This is a great 2-player game that requires patience and thinking ahead. Each player moves their pieces towards their opponent’s side of the board while also trying not to have their own pieces jumped and captured. Once a piece reaches the far side of the board, it becomes a King and can move forwards and backwards. The object of this game is to be the last player standing by jumping, or capturing, all of your opponent’s pieces.
This is a game for 2-6 players. The object of the game is to be the first to move your 10 pegs from your side of the board into the triangular space on the other side. Each peg, or marble, can move one space forward. However, it can also jump, or hop, over other pieces on the board as long as there is an empty space on the other side. When pieces are staggered correctly, it makes moving from one side of the board to the other much easier. When my family plays, we choose two colors on opposite sides and we have to get those two colors to switch places.

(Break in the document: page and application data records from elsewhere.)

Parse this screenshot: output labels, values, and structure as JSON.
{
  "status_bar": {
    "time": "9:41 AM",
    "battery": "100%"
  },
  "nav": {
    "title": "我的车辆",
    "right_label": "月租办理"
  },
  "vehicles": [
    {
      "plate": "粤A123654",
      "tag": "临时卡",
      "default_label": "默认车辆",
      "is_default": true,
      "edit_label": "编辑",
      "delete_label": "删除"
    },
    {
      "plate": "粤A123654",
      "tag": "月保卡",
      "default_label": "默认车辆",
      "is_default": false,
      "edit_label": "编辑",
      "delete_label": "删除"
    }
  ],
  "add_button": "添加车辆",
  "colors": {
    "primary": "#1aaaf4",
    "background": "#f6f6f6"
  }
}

This is a speed logic game for 2-3 players. When the game starts, a challenge card is flipped over. Each player races to move their marbles from one tube to another until all three of their tubes match the challenge card. If the marbles spill out or if a player touches them with their hands, that player is out for that round. The first player to complete the challenge correctly takes the challenge card. When a player has collected 5 challenge cards, the game is over.

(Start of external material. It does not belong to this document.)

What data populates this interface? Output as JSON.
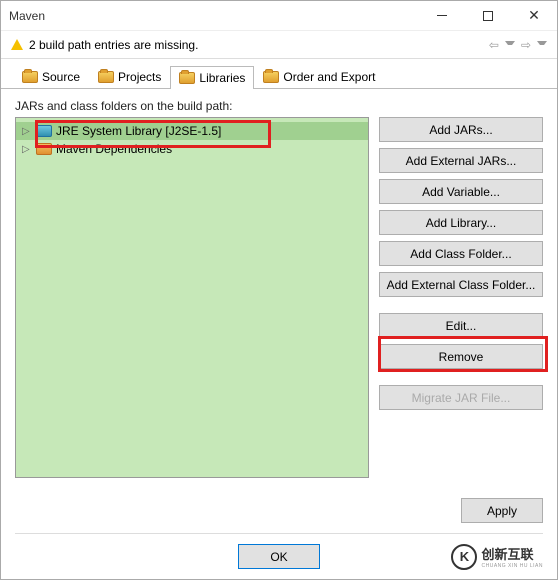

This game is very similar to the Clue Master game I mentioned above. There is a little booklet with 60 challenges and a grid with 9 chocolate pieces (3 shapes in each of the 3 colors). Kids use the clues given to determine the placement of each chocolate piece.
shape by shape
If you love Tangrams, this is a great game. There are 14 different puzzle pieces in various shapes that fit into the grid to create 60 different pictures. The puzzle cards do not show the outline of the pieces, just the overall picture of a red object against a yellow background. Kids must determine how to arrange the pieces to recreate the picture.
This is a game that combines counting and strategy. On a player’s turn, he picks up all of the pieces from one pit on his side of the board and begins moving in a counter-clockwise motion, dropping them one at a time into the other pits around the board. There are several different ways to get more turns and to steal pieces from your opponent. The game is over when one person doesn’t have any stones left on his side of the board. The player with the most stones in his bowl wins the game.
This game involves strategy with a little bit of luck. Each player places their 5 ships on the grid. On a player’s turn, he guesses a location on the coordinate grid. There are two different colored pegs to track whether each guess is a hit or a miss. The player who sinks all 5 of their opponents ships first wins the game!
This game combines logic and deductive reasoning. The Codemaker creates a secret code using 4 pegs (there are 6 colors). The Codebreaker tries to match the code using logic, deduction, and often luck. After each guess, the Codemaker uses red and white pegs to tell the Codebreaker whether the pegs are the right color and/or in the right position.
This is a game for 2-4 players. Players lay down tiles that match either the shape or color of the tile next to it. As players lay down tiles, they score points. When there are 6 tiles in a line, that makes a Qwirkle, and the player scores bonus points. The player with the most points at the end of the game wins.
Do you have a favorite thinking game that builds thinking skills? I’d love to try it with my own kids.
You can find some of our favorite dice and card games for kids here.